I couldn’t remember its title – so went to my shelf of logging books. There I found my copy of It’s Lonely At The Top, Narrow Gauge Logging in California’s Lake County (2008) by David J. Morgan, with commentary by David W. Braun. Lake County is in Northern California, and for many years local railroad lore said there was never a steam railroad in the county. However, according to this book, the W.W. Prather Lumber Company once operated a small Heisler in Lake County. And in 1941, the locomotive was found there, saved by a group of railfans, and moved south to Los Gatos, Calif. There, for many years, it sat on a short length of track at Billy Jones’ 15- inch gauge railroad. Eventually restored, the Heisler went back to Northern California to operate on Hal Wilmunder’s Antalope & Western Railroad, and later on the Camino, Cable & Northern. I believe this Heisler is now at the California State Railroad Museum in Sacramento. If so, let’s hope we will see it at the Thirtyninth Narrow Gauge Convention to be held there in September.
But — back to that switcher built on a passenger car truck. It seems that when Mr. Prather was starting his logging operation, he needed some inexpensive equipment. When he found that the Northwestern Pacific was re-gauging from 3-foot to standard gauge, the line’s Sausalito yard was full of 3-foot gauge equipment to be had “on the cheap.” So, he bought two Barney & Smith vintage passenger cars, and two Carter Brothers cars. He removed the trucks, took them to his logging site, added tie rods to strengthen them, and coupled them together with long poles called “roosters.” This gave him four pairs of disconnected log trucks.
But what about a locomotive? In that cobweb of memory, I imagined a gas switcher based on a passenger truck. But, I was wrong. Prather had his blacksmith attach the pedestals, and springs from a passenger truck to a frame of steel U-channels. Then he mounted the superstructure and engine from an International Model 8-16 tractor. You can see one of these tractors at the Heidrick AG History Center in Woodland, Calif., when you come to the Narrow Gauge Convention next September. Oh, by the way, did I mention that interesting little Lonely at the Top book has a plan for this little switcher?
Anyway, it quickly became evident that I could never hide the converted Walthers HO Plymouth Diesel ML-8 under some sort of tractor.
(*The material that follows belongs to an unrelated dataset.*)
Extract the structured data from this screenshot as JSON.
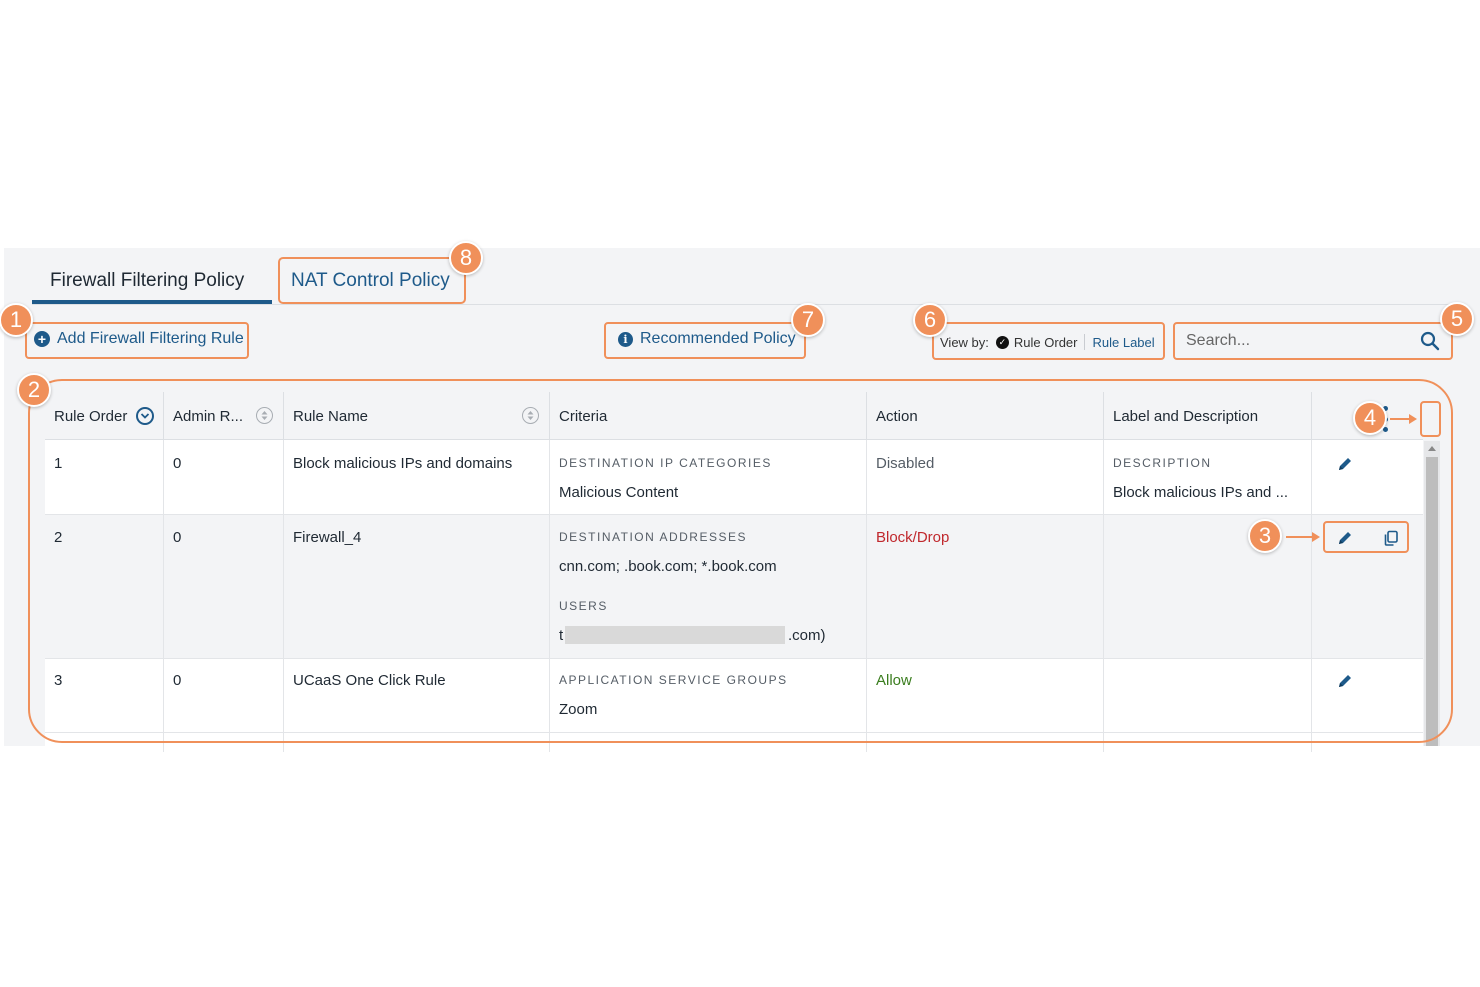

So, after trying several ideas, I gave up and decided to just use it to build a steam crane. I just freelanced, not worrying about a prototype, and raided my scrapbox for parts. I found a Bachmann donkey engine and a pair of Grandt Line On3 passenger trucks. I built a wood deck on my converted Walthers Diesel mechanism, made a cover over the decoder, framed up the cabin of the crane, and added individual strips of pre-colored wood on its sides and ends.
The roof was cut from sheet basswood (see Wondercutter review, page 13), and covered with “tarpaper.” I had to cut the Bachmann boiler way down, and mount it on the cover over the decoder so it sticks out of the roof. The cylinders had to be cut off the Bachmann winch so it would fit inside my cabin. The crane’s boom is stripwood with some odds and ends of detail parts, and I ran a chain over the pulley at the top of the boom. I had to hide the butchery on the boiler with a piece of tissue paper to represent a canvas curtain. The last step was to ACC one Grandt Line passenger truck side frame on each side of my mechanism where it just fit.
So, Gary, there you have it — a smooth-running little steam crane! But, I wish it were smaller. Maybe those cobwebs will clear, and I’ll find an even smaller prototype.
—Bob Brown, Editor